Thousands join class action over Britain's role in the emergency
Isis in Iraq: The trauma of the last six months has overwhelmed the remaining Christians in the country

The last Christians in Iraq

After 2,000 years, a community will try anything – including pretending to convert to Islam – to avoid losing everything, says Patrick Cockburn
Black Friday: Helpful discounts for Christmas shoppers, or cynical marketing by desperate retailers?

Helpful discounts for Christmas shoppers, or cynical marketing by desperate retailers?

Britain braced for Black Friday
Bill Cosby's persona goes from America's dad to date-rape drugs

From America's dad to date-rape drugs

Stories of Bill Cosby's alleged sexual assaults may have circulated widely in Hollywood, but they came as a shock to fans, says Rupert Cornwell
Clare Balding: 'Women's sport is kicking off at last'

Clare Balding: 'Women's sport is kicking off at last'

As fans flock to see England women's Wembley debut against Germany, the TV presenter on an exciting 'sea change'
Oh come, all ye multi-faithful: The Christmas jumper is in fashion, but should you wear your religion on your sleeve?

Oh come, all ye multi-faithful
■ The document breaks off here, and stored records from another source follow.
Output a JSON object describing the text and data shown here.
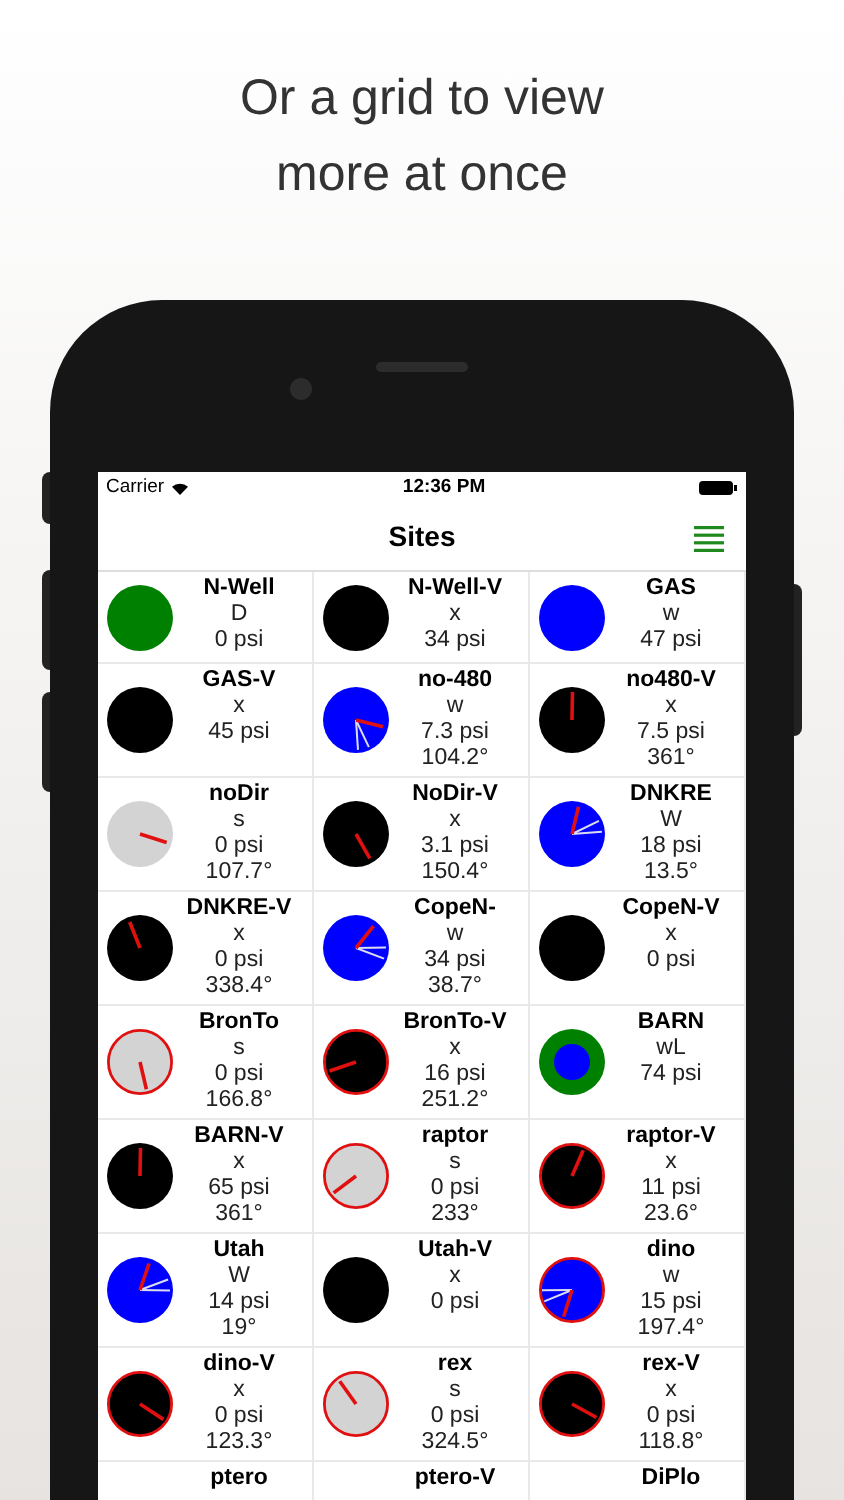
{
  "headline": [
    "Or a grid to view",
    "more at once"
  ],
  "status_bar": {
    "carrier": "Carrier",
    "time": "12:36 PM"
  },
  "nav": {
    "title": "Sites"
  },
  "sites": [
    {
      "name": "N-Well",
      "mode": "D",
      "pressure": "0 psi",
      "gauge": {
        "color": "#008000",
        "ring": false
      }
    },
    {
      "name": "N-Well-V",
      "mode": "x",
      "pressure": "34 psi",
      "gauge": {
        "color": "#000000",
        "ring": false
      }
    },
    {
      "name": "GAS",
      "mode": "w",
      "pressure": "47 psi",
      "gauge": {
        "color": "#0000ff",
        "ring": false
      }
    },
    {
      "name": "GAS-V",
      "mode": "x",
      "pressure": "45 psi",
      "gauge": {
        "color": "#000000",
        "ring": false
      }
    },
    {
      "name": "no-480",
      "mode": "w",
      "pressure": "7.3 psi",
      "heading": "104.2°",
      "gauge": {
        "kind": "wind",
        "color": "#0000ff",
        "ring": false
      }
    },
    {
      "name": "no480-V",
      "mode": "x",
      "pressure": "7.5 psi",
      "heading": "361°",
      "gauge": {
        "kind": "dial",
        "color": "#000000",
        "ring": false
      }
    },
    {
      "name": "noDir",
      "mode": "s",
      "pressure": "0 psi",
      "heading": "107.7°",
      "gauge": {
        "kind": "dial",
        "color": "#d3d3d3",
        "ring": false
      }
    },
    {
      "name": "NoDir-V",
      "mode": "x",
      "pressure": "3.1 psi",
      "heading": "150.4°",
      "gauge": {
        "kind": "dial",
        "color": "#000000",
        "ring": false
      }
    },
    {
      "name": "DNKRE",
      "mode": "W",
      "pressure": "18 psi",
      "heading": "13.5°",
      "gauge": {
        "kind": "wind",
        "color": "#0000ff",
        "ring": false
      }
    },
    {
      "name": "DNKRE-V",
      "mode": "x",
      "pressure": "0 psi",
      "heading": "338.4°",
      "gauge": {
        "kind": "dial",
        "color": "#000000",
        "ring": false
      }
    },
    {
      "name": "CopeN-",
      "mode": "w",
      "pressure": "34 psi",
      "heading": "38.7°",
      "gauge": {
        "kind": "wind",
        "color": "#0000ff",
        "ring": false
      }
    },
    {
      "name": "CopeN-V",
      "mode": "x",
      "pressure": "0 psi",
      "gauge": {
        "color": "#000000",
        "ring": false
      }
    },
    {
      "name": "BronTo",
      "mode": "s",
      "pressure": "0 psi",
      "heading": "166.8°",
      "gauge": {
        "kind": "dial",
        "color": "#d3d3d3",
        "ring": true
      }
    },
    {
      "name": "BronTo-V",
      "mode": "x",
      "pressure": "16 psi",
      "heading": "251.2°",
      "gauge": {
        "kind": "dial",
        "color": "#000000",
        "ring": true
      }
    },
    {
      "name": "BARN",
      "mode": "wL",
      "pressure": "74 psi",
      "gauge": {
        "color": "#008000",
        "ring": false,
        "core": {
          "color": "#0000ff"
        }
      }
    },
    {
      "name": "BARN-V",
      "mode": "x",
      "pressure": "65 psi",
      "heading": "361°",
      "gauge": {
        "kind": "dial",
        "color": "#000000",
        "ring": false
      }
    },
    {
      "name": "raptor",
      "mode": "s",
      "pressure": "0 psi",
      "heading": "233°",
      "gauge": {
        "kind": "dial",
        "color": "#d3d3d3",
        "ring": true
      }
    },
    {
      "name": "raptor-V",
      "mode": "x",
      "pressure": "11 psi",
      "heading": "23.6°",
      "gauge": {
        "kind": "dial",
        "color": "#000000",
        "ring": true
      }
    },
    {
      "name": "Utah",
      "mode": "W",
      "pressure": "14 psi",
      "heading": "19°",
      "gauge": {
        "kind": "wind",
        "color": "#0000ff",
        "ring": false
      }
    },
    {
      "name": "Utah-V",
      "mode": "x",
      "pressure": "0 psi",
      "gauge": {
        "color": "#000000",
        "ring": false
      }
    },
    {
      "name": "dino",
      "mode": "w",
      "pressure": "15 psi",
      "heading": "197.4°",
      "gauge": {
        "kind": "wind",
        "color": "#0000ff",
        "ring": true
      }
    },
    {
      "name": "dino-V",
      "mode": "x",
      "pressure": "0 psi",
      "heading": "123.3°",
      "gauge": {
        "kind": "dial",
        "color": "#000000",
        "ring": true
      }
    },
    {
      "name": "rex",
      "mode": "s",
      "pressure": "0 psi",
      "heading": "324.5°",
      "gauge": {
        "kind": "dial",
        "color": "#d3d3d3",
        "ring": true
      }
    },
    {
      "name": "rex-V",
      "mode": "x",
      "pressure": "0 psi",
      "heading": "118.8°",
      "gauge": {
        "kind": "dial",
        "color": "#000000",
        "ring": true
      }
    },
    {
      "name": "ptero"
    },
    {
      "name": "ptero-V"
    },
    {
      "name": "DiPlo"
    }
  ]
}
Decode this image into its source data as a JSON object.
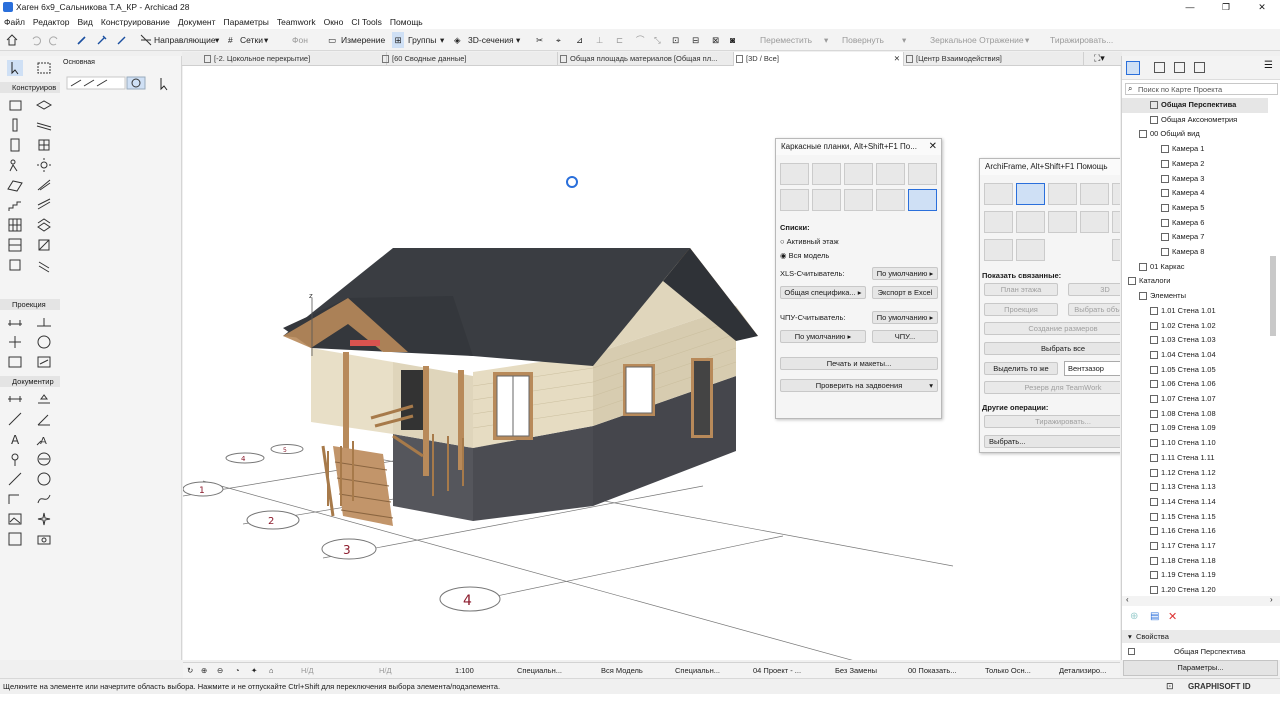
{
  "window": {
    "title": "Хаген 6х9_Сальникова Т.А_КР - Archicad 28",
    "minimize": "—",
    "maximize": "❐",
    "close": "✕"
  },
  "menu": [
    "Файл",
    "Редактор",
    "Вид",
    "Конструирование",
    "Документ",
    "Параметры",
    "Teamwork",
    "Окно",
    "CI Tools",
    "Помощь"
  ],
  "toolbar": {
    "guides": "Направляющие",
    "grids": "Сетки",
    "background": "Фон",
    "measure": "Измерение",
    "groups": "Группы",
    "sections3d": "3D-сечения",
    "move": "Переместить",
    "rotate": "Повернуть",
    "mirror": "Зеркальное Отражение",
    "multiply": "Тиражировать..."
  },
  "tabs": [
    "[-2. Цокольное перекрытие]",
    "[60 Сводные данные]",
    "Общая площадь материалов [Общая пл...",
    "[3D / Все]",
    "[Центр Взаимодействия]"
  ],
  "toolbox": {
    "top_label": "Основная",
    "section_design": "Конструиров",
    "section_view": "Проекция",
    "section_document": "Документир"
  },
  "frame_palette": {
    "title": "Каркасные планки, Alt+Shift+F1 По...",
    "lists_label": "Списки:",
    "radio_active": "Активный этаж",
    "radio_all": "Вся модель",
    "xls_label": "XLS-Считыватель:",
    "xls_default": "По умолчанию",
    "spec": "Общая специфика...",
    "export_excel": "Экспорт в Excel",
    "cnc_label": "ЧПУ-Считыватель:",
    "cnc_default": "По умолчанию",
    "cnc_default2": "По умолчанию",
    "cnc_btn": "ЧПУ...",
    "print": "Печать и макеты...",
    "check": "Проверить на задвоения"
  },
  "archiframe_palette": {
    "title": "ArchiFrame, Alt+Shift+F1 Помощь",
    "show_related": "Показать связанные:",
    "floor_plan": "План этажа",
    "btn_3d": "3D",
    "projection": "Проекция",
    "choose_obj": "Выбрать объе...",
    "create_dims": "Создание размеров",
    "select_all": "Выбрать все",
    "highlight_same": "Выделить то же",
    "value": "Вентзазор",
    "reserve": "Резерв для TeamWork",
    "other_ops": "Другие операции:",
    "multiply": "Тиражировать...",
    "choose": "Выбрать..."
  },
  "navigator": {
    "search_placeholder": "Поиск по Карте Проекта",
    "rows": [
      {
        "label": "Общая Перспектива",
        "level": 2,
        "sel": true
      },
      {
        "label": "Общая Аксонометрия",
        "level": 2
      },
      {
        "label": "00 Общий вид",
        "level": 1
      },
      {
        "label": "Камера 1",
        "level": 3
      },
      {
        "label": "Камера 2",
        "level": 3
      },
      {
        "label": "Камера 3",
        "level": 3
      },
      {
        "label": "Камера 4",
        "level": 3
      },
      {
        "label": "Камера 5",
        "level": 3
      },
      {
        "label": "Камера 6",
        "level": 3
      },
      {
        "label": "Камера 7",
        "level": 3
      },
      {
        "label": "Камера 8",
        "level": 3
      },
      {
        "label": "01 Каркас",
        "level": 1
      },
      {
        "label": "Каталоги",
        "level": 0
      },
      {
        "label": "Элементы",
        "level": 1
      },
      {
        "label": "1.01 Стена 1.01",
        "level": 2
      },
      {
        "label": "1.02 Стена 1.02",
        "level": 2
      },
      {
        "label": "1.03 Стена 1.03",
        "level": 2
      },
      {
        "label": "1.04 Стена 1.04",
        "level": 2
      },
      {
        "label": "1.05 Стена 1.05",
        "level": 2
      },
      {
        "label": "1.06 Стена 1.06",
        "level": 2
      },
      {
        "label": "1.07 Стена 1.07",
        "level": 2
      },
      {
        "label": "1.08 Стена 1.08",
        "level": 2
      },
      {
        "label": "1.09 Стена 1.09",
        "level": 2
      },
      {
        "label": "1.10 Стена 1.10",
        "level": 2
      },
      {
        "label": "1.11 Стена 1.11",
        "level": 2
      },
      {
        "label": "1.12 Стена 1.12",
        "level": 2
      },
      {
        "label": "1.13 Стена 1.13",
        "level": 2
      },
      {
        "label": "1.14 Стена 1.14",
        "level": 2
      },
      {
        "label": "1.15 Стена 1.15",
        "level": 2
      },
      {
        "label": "1.16 Стена 1.16",
        "level": 2
      },
      {
        "label": "1.17 Стена 1.17",
        "level": 2
      },
      {
        "label": "1.18 Стена 1.18",
        "level": 2
      },
      {
        "label": "1.19 Стена 1.19",
        "level": 2
      },
      {
        "label": "1.20 Стена 1.20",
        "level": 2
      }
    ],
    "properties": "Свойства",
    "prop_value": "Общая Перспектива",
    "params_btn": "Параметры..."
  },
  "navbar": {
    "nd1": "Н/Д",
    "nd2": "Н/Д",
    "scale": "1:100",
    "special1": "Специальн...",
    "model": "Вся Модель",
    "special2": "Специальн...",
    "project": "04 Проект - ...",
    "nochange": "Без Замены",
    "show": "00 Показать...",
    "only": "Только Осн...",
    "detail": "Детализиро..."
  },
  "status": {
    "text": "Щелкните на элементе или начертите область выбора. Нажмите и не отпускайте Ctrl+Shift для переключения выбора элемента/подэлемента.",
    "brand": "GRAPHISOFT ID"
  },
  "model": {
    "axis_z": "z",
    "markers": [
      "1",
      "2",
      "3",
      "4",
      "4",
      "5"
    ]
  },
  "colors": {
    "roof": "#3a3d42",
    "siding": "#e6dcc3",
    "wood": "#b88a5a",
    "plinth": "#5a5a5f",
    "accent": "#2a6fdb"
  }
}
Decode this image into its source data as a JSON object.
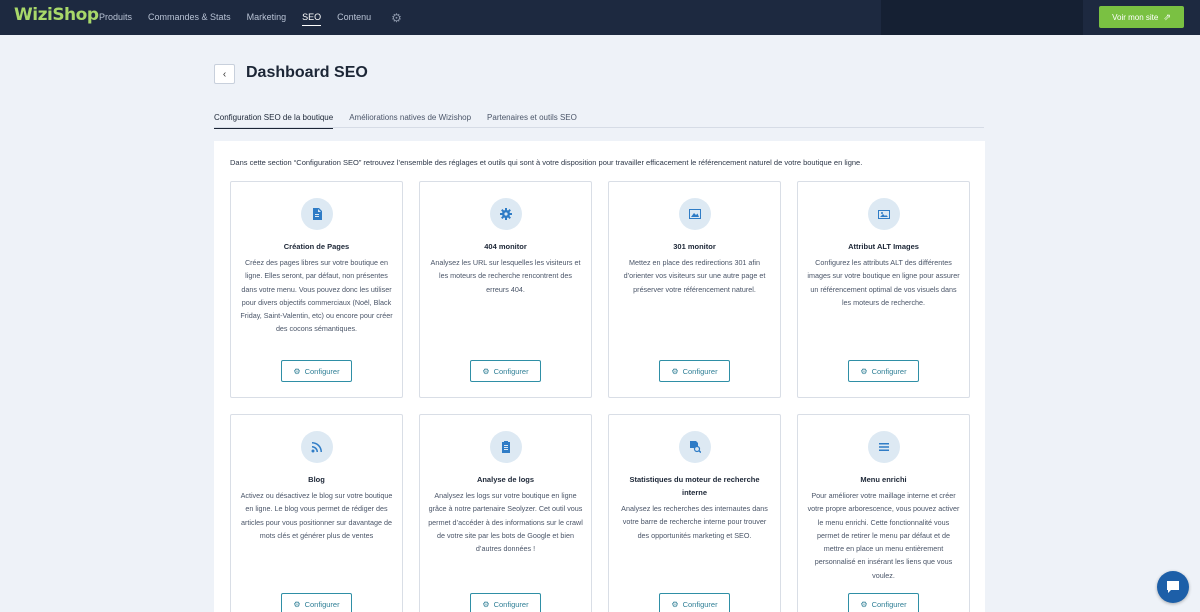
{
  "app": {
    "logo_left": "Wizi",
    "logo_right": "Shop"
  },
  "nav": {
    "items": [
      "Produits",
      "Commandes & Stats",
      "Marketing",
      "SEO",
      "Contenu"
    ],
    "active": "SEO",
    "settings_icon": "gear-icon"
  },
  "header": {
    "view_site": "Voir mon site",
    "view_site_icon": "external-link-icon"
  },
  "page": {
    "title": "Dashboard SEO",
    "back_icon": "chevron-left-icon"
  },
  "tabs": [
    "Configuration SEO de la boutique",
    "Améliorations natives de Wizishop",
    "Partenaires et outils SEO"
  ],
  "intro": "Dans cette section “Configuration SEO” retrouvez l’ensemble des réglages et outils qui sont à votre disposition pour travailler efficacement le référencement naturel de votre boutique en ligne.",
  "configure_label": "Configurer",
  "cards": [
    {
      "title": "Création de Pages",
      "icon": "document-icon",
      "desc": "Créez des pages libres sur votre boutique en ligne. Elles seront, par défaut, non présentes dans votre menu. Vous pouvez donc les utiliser pour divers objectifs commerciaux (Noël, Black Friday, Saint-Valentin, etc) ou encore pour créer des cocons sémantiques."
    },
    {
      "title": "404 monitor",
      "icon": "gear-icon",
      "desc": "Analysez les URL sur lesquelles les visiteurs et les moteurs de recherche rencontrent des erreurs 404."
    },
    {
      "title": "301 monitor",
      "icon": "redirect-image-icon",
      "desc": "Mettez en place des redirections 301 afin d’orienter vos visiteurs sur une autre page et préserver votre référencement naturel."
    },
    {
      "title": "Attribut ALT Images",
      "icon": "image-icon",
      "desc": "Configurez les attributs ALT des différentes images sur votre boutique en ligne pour assurer un référencement optimal de vos visuels dans les moteurs de recherche."
    },
    {
      "title": "Blog",
      "icon": "rss-icon",
      "desc": "Activez ou désactivez le blog sur votre boutique en ligne. Le blog vous permet de rédiger des articles pour vous positionner sur davantage de mots clés et générer plus de ventes"
    },
    {
      "title": "Analyse de logs",
      "icon": "clipboard-icon",
      "desc": "Analysez les logs sur votre boutique en ligne grâce à notre partenaire Seolyzer. Cet outil vous permet d’accéder à des informations sur le crawl de votre site par les bots de Google et bien d’autres données !"
    },
    {
      "title": "Statistiques du moteur de recherche interne",
      "icon": "search-document-icon",
      "desc": "Analysez les recherches des internautes dans votre barre de recherche interne pour trouver des opportunités marketing et SEO."
    },
    {
      "title": "Menu enrichi",
      "icon": "menu-icon",
      "desc": "Pour améliorer votre maillage interne et créer votre propre arborescence, vous pouvez activer le menu enrichi. Cette fonctionnalité vous permet de retirer le menu par défaut et de mettre en place un menu entièrement personnalisé en insérant les liens que vous voulez."
    }
  ],
  "chat_icon": "chat-icon"
}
The Christmas jumper is in fashion, but should you wear your religion on your sleeve?
Dr Charles Heatley: The GP off to do battle in the war against Ebola

The GP off to do battle in the war against Ebola

Dr Charles Heatley on joining the NHS volunteers' team bound for Sierra Leone
Flogging vlogging: First video bloggers conquered YouTube. Now they want us to buy their books

Flogging vlogging

First video bloggers conquered YouTube. Now they want us to buy their books
Saturday Night Live vs The Daily Show: US channels wage comedy star wars

Saturday Night Live vs The Daily Show

US channels wage comedy star wars
When is a wine made in Piedmont not a Piemonte wine? When EU rules make Italian vineyards invisible

When is a wine made in Piedmont not a Piemonte wine?

When EU rules make Italian vineyards invisible
Look what's mushrooming now! Meat-free recipes and food scandals help one growing sector

Look what's mushrooming now!

Meat-free recipes and food scandals help one growing sector
Neil Findlay is more a pink shrimp than a red firebrand

More a pink shrimp than a red firebrand

The vilification of the potential Scottish Labour leader Neil Findlay shows how one-note politics is today, says DJ Taylor
Bill Granger recipes: Tenderstem broccoli omelette; Fried eggs with Mexican-style tomato and chilli sauce; Pan-fried cavolo nero with soft-boiled egg

Oeuf quake

Bill Granger's cracking egg recipes
Terry Venables: Wayne Rooney is roaring again and the world knows that England are back

Terry Venables column

Wayne Rooney is roaring again and the world knows that England are back
Michael Calvin: Abject leadership is allowing football’s age-old sores to fester

Abject leadership is allowing football’s age-old sores to fester

Those at the top are allowing the same issues to go unchallenged, says Michael Calvin